3. When you sing the psalms you are memorizing Scripture.

An important part of Christian maturity is the ability to recall passages of Scripture at need. Educational circles have long recognized how music aids memorization. This is no accident; it reflects the providential hand of our Creator God. He wants you to memorize his Word and has provided a mnemonic for easy memory—the Psalter as Scripture that was, and should be, set to music.

4. When you sing the psalms you guard against heresy.

Andrew Fletcher said, “Let me write a country’s songs, and I care not who writes its laws.” He was onto something. Songs drive information deep into our hearts. However, this power can be used for ill means. As long as the church has existed, songs have been used to inculcate heresy. Psalms are counter-heresy measures.

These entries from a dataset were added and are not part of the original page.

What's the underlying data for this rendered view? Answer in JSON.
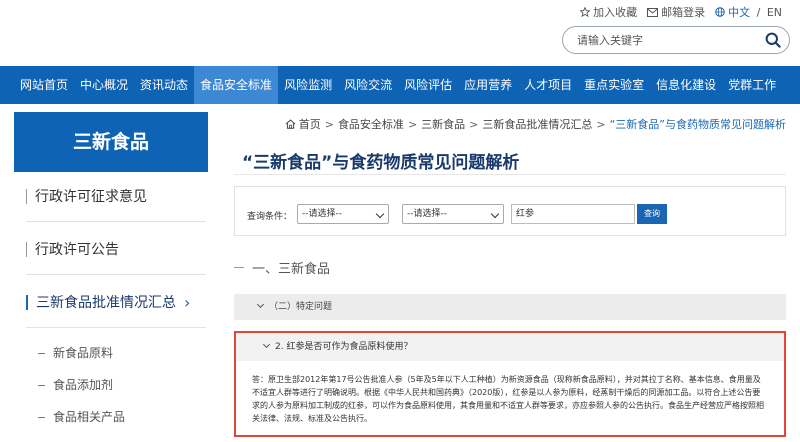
{
  "header": {
    "links": [
      {
        "label": "加入收藏",
        "icon": "star-icon"
      },
      {
        "label": "邮箱登录",
        "icon": "mail-icon"
      }
    ],
    "lang": {
      "zh": "中文",
      "sep": " / ",
      "en": "EN",
      "icon": "globe-icon"
    },
    "search": {
      "placeholder": "请输入关键字",
      "icon": "search-icon"
    }
  },
  "nav": {
    "items": [
      "网站首页",
      "中心概况",
      "资讯动态",
      "食品安全标准",
      "风险监测",
      "风险交流",
      "风险评估",
      "应用营养",
      "人才项目",
      "重点实验室",
      "信息化建设",
      "党群工作"
    ],
    "active_index": 3
  },
  "sidebar": {
    "title": "三新食品",
    "items": [
      "行政许可征求意见",
      "行政许可公告",
      "三新食品批准情况汇总"
    ],
    "current_index": 2,
    "chevron": "›",
    "subitems": [
      "新食品原料",
      "食品添加剂",
      "食品相关产品"
    ]
  },
  "breadcrumb": {
    "home_icon": "home-icon",
    "items": [
      "首页",
      "食品安全标准",
      "三新食品",
      "三新食品批准情况汇总",
      "“三新食品”与食药物质常见问题解析"
    ],
    "separator": ">"
  },
  "page": {
    "title": "“三新食品”与食药物质常见问题解析"
  },
  "filter": {
    "label": "查询条件：",
    "select1": "--请选择--",
    "select2": "--请选择--",
    "keyword": "红参",
    "button": "查询"
  },
  "section": {
    "title": "一、三新食品",
    "subheading": "（二）特定问题",
    "question": "2. 红参是否可作为食品原料使用？",
    "answer": "答：原卫生部2012年第17号公告批准人参（5年及5年以下人工种植）为新资源食品（现称新食品原料），并对其拉丁名称、基本信息、食用量及不适宜人群等进行了明确说明。根据《中华人民共和国药典》（2020版），红参是以人参为原料，经蒸制干燥后的同源加工品。以符合上述公告要求的人参为原料加工制成的红参，可以作为食品原料使用，其食用量和不适宜人群等要求，亦应参照人参的公告执行。食品生产经营应严格按照相关法律、法规、标准及公告执行。"
  },
  "colors": {
    "brand_blue": "#0f63b4",
    "nav_active": "#3c88d4",
    "highlight_red": "#e14638",
    "title_navy": "#1a3a6b"
  }
}
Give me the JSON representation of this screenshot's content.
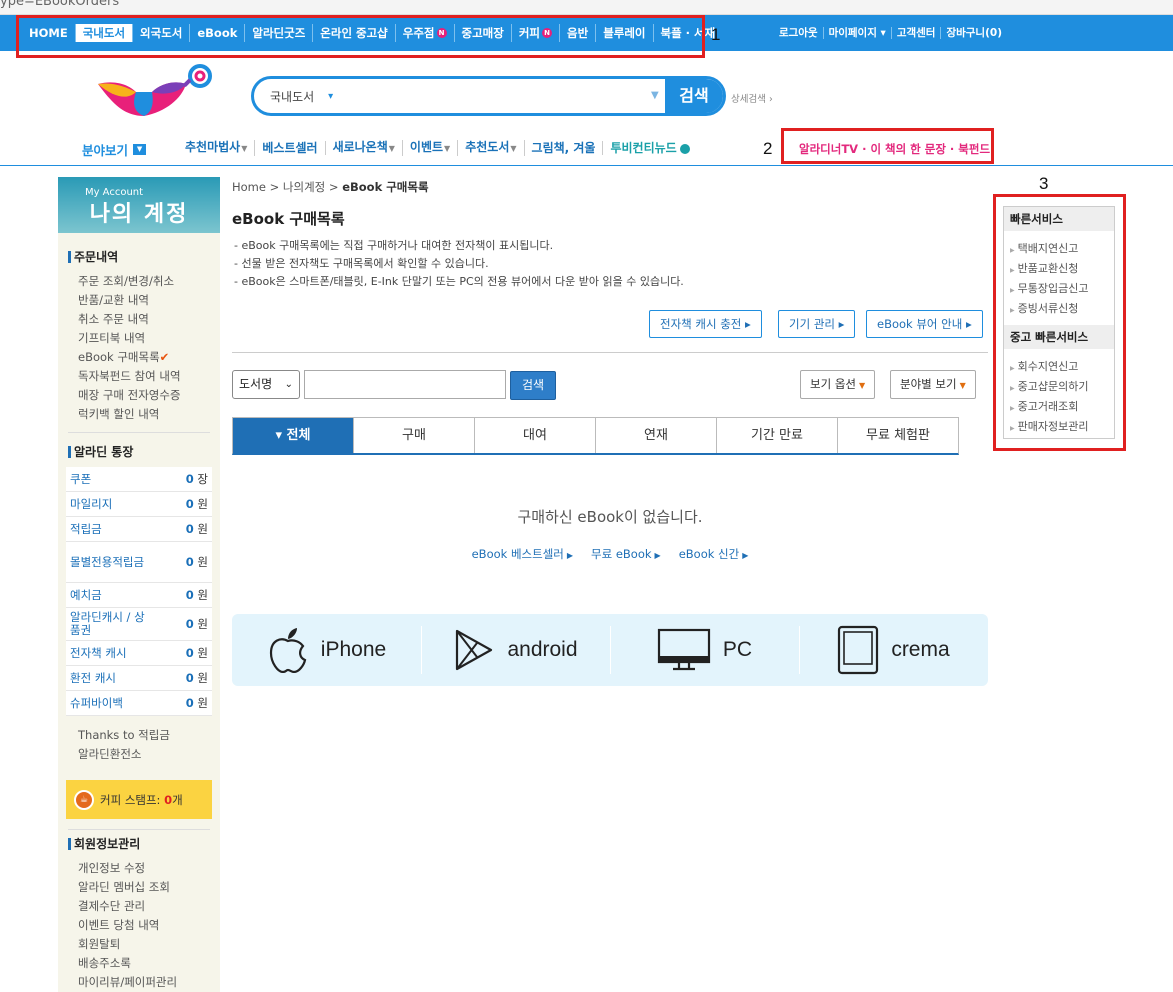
{
  "browser": {
    "url_fragment": "ype=EBookOrders"
  },
  "top_nav": {
    "items": [
      {
        "label": "HOME",
        "active": false,
        "badge": ""
      },
      {
        "label": "국내도서",
        "active": true,
        "badge": ""
      },
      {
        "label": "외국도서",
        "active": false,
        "badge": ""
      },
      {
        "label": "eBook",
        "active": false,
        "badge": ""
      },
      {
        "label": "알라딘굿즈",
        "active": false,
        "badge": ""
      },
      {
        "label": "온라인 중고샵",
        "active": false,
        "badge": ""
      },
      {
        "label": "우주점",
        "active": false,
        "badge": "N"
      },
      {
        "label": "중고매장",
        "active": false,
        "badge": ""
      },
      {
        "label": "커피",
        "active": false,
        "badge": "N"
      },
      {
        "label": "음반",
        "active": false,
        "badge": ""
      },
      {
        "label": "블루레이",
        "active": false,
        "badge": ""
      },
      {
        "label": "북플 · 서재",
        "active": false,
        "badge": ""
      }
    ],
    "right_links": [
      "로그아웃",
      "마이페이지 ▾",
      "고객센터",
      "장바구니(0)"
    ]
  },
  "annotations": [
    "1",
    "2",
    "3"
  ],
  "search": {
    "category": "국내도서",
    "placeholder": "",
    "button_label": "검색",
    "advanced_label": "상세검색 ›"
  },
  "category_nav": {
    "browse_label": "분야보기",
    "items": [
      {
        "label": "추천마법사",
        "dropdown": true
      },
      {
        "label": "베스트셀러",
        "dropdown": false
      },
      {
        "label": "새로나온책",
        "dropdown": true
      },
      {
        "label": "이벤트",
        "dropdown": true
      },
      {
        "label": "추천도서",
        "dropdown": true
      },
      {
        "label": "그림책, 겨울",
        "dropdown": false
      },
      {
        "label": "투비컨티뉴드",
        "dropdown": false
      }
    ],
    "promo": "알라디너TV · 이 책의 한 문장 · 북펀드"
  },
  "sidebar": {
    "header_en": "My Account",
    "header_ko": "나의 계정",
    "orders_title": "주문내역",
    "orders": [
      "주문 조회/변경/취소",
      "반품/교환 내역",
      "취소 주문 내역",
      "기프티북 내역",
      "eBook 구매목록",
      "독자북펀드 참여 내역",
      "매장 구매 전자영수증",
      "럭키백 할인 내역"
    ],
    "current_check": "✔",
    "account_title": "알라딘 통장",
    "points": [
      {
        "label": "쿠폰",
        "value": "0",
        "unit": "장"
      },
      {
        "label": "마일리지",
        "value": "0",
        "unit": "원"
      },
      {
        "label": "적립금",
        "value": "0",
        "unit": "원"
      },
      {
        "label": "몰별전용적립금",
        "value": "0",
        "unit": "원"
      },
      {
        "label": "예치금",
        "value": "0",
        "unit": "원"
      },
      {
        "label": "알라딘캐시 / 상품권",
        "value": "0",
        "unit": "원"
      },
      {
        "label": "전자책 캐시",
        "value": "0",
        "unit": "원"
      },
      {
        "label": "환전 캐시",
        "value": "0",
        "unit": "원"
      },
      {
        "label": "슈퍼바이백",
        "value": "0",
        "unit": "원"
      }
    ],
    "extra_links": [
      "Thanks to 적립금",
      "알라딘환전소"
    ],
    "stamp_label": "커피 스탬프: ",
    "stamp_count": "0",
    "stamp_unit": "개",
    "member_title": "회원정보관리",
    "member": [
      "개인정보 수정",
      "알라딘 멤버십 조회",
      "결제수단 관리",
      "이벤트 당첨 내역",
      "회원탈퇴",
      "배송주소록",
      "마이리뷰/페이퍼관리"
    ]
  },
  "breadcrumb": {
    "home": "Home",
    "sep": ">",
    "level1": "나의계정",
    "current": "eBook 구매목록"
  },
  "page_title": "eBook 구매목록",
  "notes": [
    "- eBook 구매목록에는 직접 구매하거나 대여한 전자책이 표시됩니다.",
    "- 선물 받은 전자책도 구매목록에서 확인할 수 있습니다.",
    "- eBook은 스마트폰/태블릿, E-Ink 단말기 또는 PC의 전용 뷰어에서 다운 받아 읽을 수 있습니다."
  ],
  "action_buttons": [
    "전자책 캐시 충전 ▸",
    "기기 관리 ▸",
    "eBook 뷰어 안내 ▸"
  ],
  "filter": {
    "select_value": "도서명",
    "search_button": "검색",
    "view_options": "보기 옵션",
    "category_view": "분야별 보기"
  },
  "tabs": [
    "▾ 전체",
    "구매",
    "대여",
    "연재",
    "기간 만료",
    "무료 체험판"
  ],
  "empty_message": "구매하신 eBook이 없습니다.",
  "empty_links": [
    "eBook 베스트셀러",
    "무료 eBook",
    "eBook 신간"
  ],
  "devices": [
    "iPhone",
    "android",
    "PC",
    "crema"
  ],
  "quick_service": {
    "title": "빠른서비스",
    "links": [
      "택배지연신고",
      "반품교환신청",
      "무통장입금신고",
      "증빙서류신청"
    ],
    "used_title": "중고 빠른서비스",
    "used_links": [
      "회수지연신고",
      "중고샵문의하기",
      "중고거래조회",
      "판매자정보관리"
    ]
  },
  "colors": {
    "brand": "#1f8ede",
    "highlight": "#e02020",
    "promo": "#e3297d"
  }
}
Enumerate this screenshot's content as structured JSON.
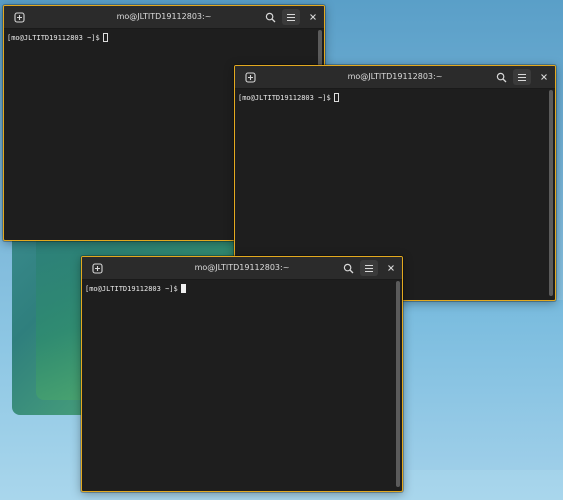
{
  "desktop": {
    "background_color": "#7db8da"
  },
  "windows": [
    {
      "title": "mo@JLTITD19112803:~",
      "prompt": "[mo@JLTITD19112803 ~]$",
      "border_color": "#e3a91f"
    },
    {
      "title": "mo@JLTITD19112803:~",
      "prompt": "[mo@JLTITD19112803 ~]$",
      "border_color": "#e3a91f"
    },
    {
      "title": "mo@JLTITD19112803:~",
      "prompt": "[mo@JLTITD19112803 ~]$",
      "border_color": "#e3a91f"
    }
  ],
  "icons": {
    "new_tab": "new-tab-icon",
    "search": "search-icon",
    "menu": "hamburger-menu-icon",
    "close": "close-icon"
  }
}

5. When you sing the psalms you sing with the full range of human emotion.

Godly anger, heart-wrenching sorrow, dark depression, effulgent joy, honest questioning, and exuberant praise are just a sampling of the emotional range covered by the psalms. Most churches sense the burden of teaching their people how to think. Very few consider their responsibility to teach their people how to feel. The psalms serve as the tutors of our affections.

6. When you sing the psalms you praise the person and work of Jesus Christ.

One of the most misinformed statements a Christian can make against psalm singing is, “I don't sing psalms because they aren't about Jesus.” When the earliest Christians wanted to sing about Jesus’ atoning death and glorious resurrection they turned to the psalms. A little stroll through the cross-references in the New Testament should be enough to convince even the staunchest critic that to sing the psalms is to sing of the person and work of Christ.


If these benefits have piqued your interest, then these four steps should help you begin singing the psalms.

1. Find a Psalter you can sing.

Notice I didn’t simply say, “Find a Psalter.” The best Psalter is the one you actually sing. Different Psalters are suited to different musical abilities. Some set each psalm to a particular tune while others simply provide the suggested meter, allowing you to choose the tune.

Here are a few options:

  • The Trinity Psalter (Crown and Covenant) provides a single suggested tune for each psalm and breaks long psalms up into suggested portions.
  • The Book of Psalms for Singing or The Book of Psalms for Worship (Crown and Covenant) also suggests tunes for each psalm but provides multiple settings and smaller portions for each psalm taken from different historic Psalters.
  • The psalter I use most is The Psalms of David in Metre (Trinitarian Bible Society) developed from the 1650 Scottish Psalter. It provides each psalm in the common meter. While lacking in musical sophistication, this version is immediately singable if you know a handful of common meter tunes like “Crimond” or “Amazing Grace.”

2. Know your Bible.

Devote special study to the background of the psalms. Devote some public teaching and preaching to the psalms. Purchase a Bible with cross-references and note where psalms are quoted in the New Testament.

Let me also add the suggestion that you read a good book on redemptive history, like Vaughn Roberts’ God’s Big Picture or T.D. Alexander’s From Eden to the New Jerusalem. A good foundation in the Bible’s overarching plan of redemption and how it culminates in Jesus Christ is essential to singing the psalms well.

3. To sing the psalms well you must understand how the psalms direct us to the person and work of Jesus Christ.

Many psalms are directly fulfilled in the life and ministry of Jesus. The authors of the New Testament regularly draw on the psalms to describe what was accomplished on the cross. The beauty of the psalms is magnified as they are placed in the setting of God's redemptive work in Jesus Christ.

4. The fourth thing you and your congregation will need is the willingness to try something new.

Psalm singing can be difficult for someone who has never been exposed to it. Psalm singing can be downright alien for someone who has only known modern praise songs. But the potential benefits are immense. It is not easy work but it is good work. It is not quick work but it provides long-term, lasting joys. And the question really is, “Why wouldn’t you want to sing the psalms?”

Joe Holland is the pastor of Christ Covenant Presbyterian Church in Culpeper, Virginia.